According to Christianity Today, Swindoll was one of the first Women of Faith speakers in the 1990s and also wrote books about Christian singleness.

She was most known for her message to Christian women to find purpose in God and not in the world.

“Legalism is the worst thing that ever happened to the church,” she said. “When I realized that God deals in grace … it set me free to be who I really am.

“Everything changed because of grace,” Swindoll said. “Now all we have to do is know him, trust him, see what he does with our lives, and love people into the kingdom. I don’t think it’s our place to tell people how to live. … We can’t make people believe, but if they see in the believer love and fun and joy and just the thrill of being alive, they say, ‘What is it they have that I don't have? I want it.’”

Swindoll was born in 1932 in El Campo, Texas and raised in Houston. When she was 12, she decided she would not get married.

But in 1950, Swindoll, 18, became engaged to a man just before leaving for college at Mary Hardin-Baylor College. She realized she didn’t want to settle down and broke the engagement.

“I learned it was okay to be myself and like myself—and survive—in spite of my mother’s strong disapproval. She had no category for me because I thwarted her domestic dreams for her only daughter. What was to become of me if I ended up without a husband?” Swindoll wrote.

She worked as a cartographer in Dallas and 30 years later, retired as manager of the Right of Ways and Claims Department for Exxon Mobil. From 1959 to 1973, she performed in some 34 operas.

In 1996, she joined a group of Christian women to start Women of Faith. The event grew from about 2,000 women to more than 20,000. In 2016, the Women of Faith events ended.
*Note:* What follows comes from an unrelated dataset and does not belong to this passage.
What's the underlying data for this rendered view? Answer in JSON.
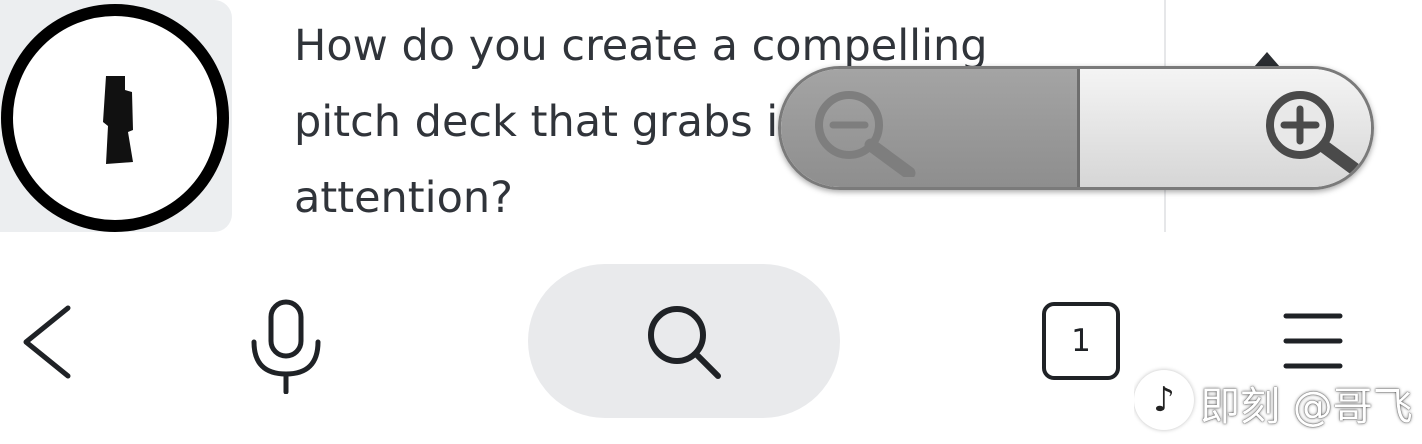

“When I’m with the Lord face to face,” Swindoll said, “it is my own life that I lay down and not the prefabrication of one who always tried to be somebody else.”

Photo courtesy: Luci Swindoll Facebook


Amanda Casanova is a writer living in Dallas, Texas. She has covered news for ChristianHeadlines.com since 2014. She has also contributed to The Houston Chronicle, U.S. News and World Report and IBelieve.com. She blogs at The Migraine Runner.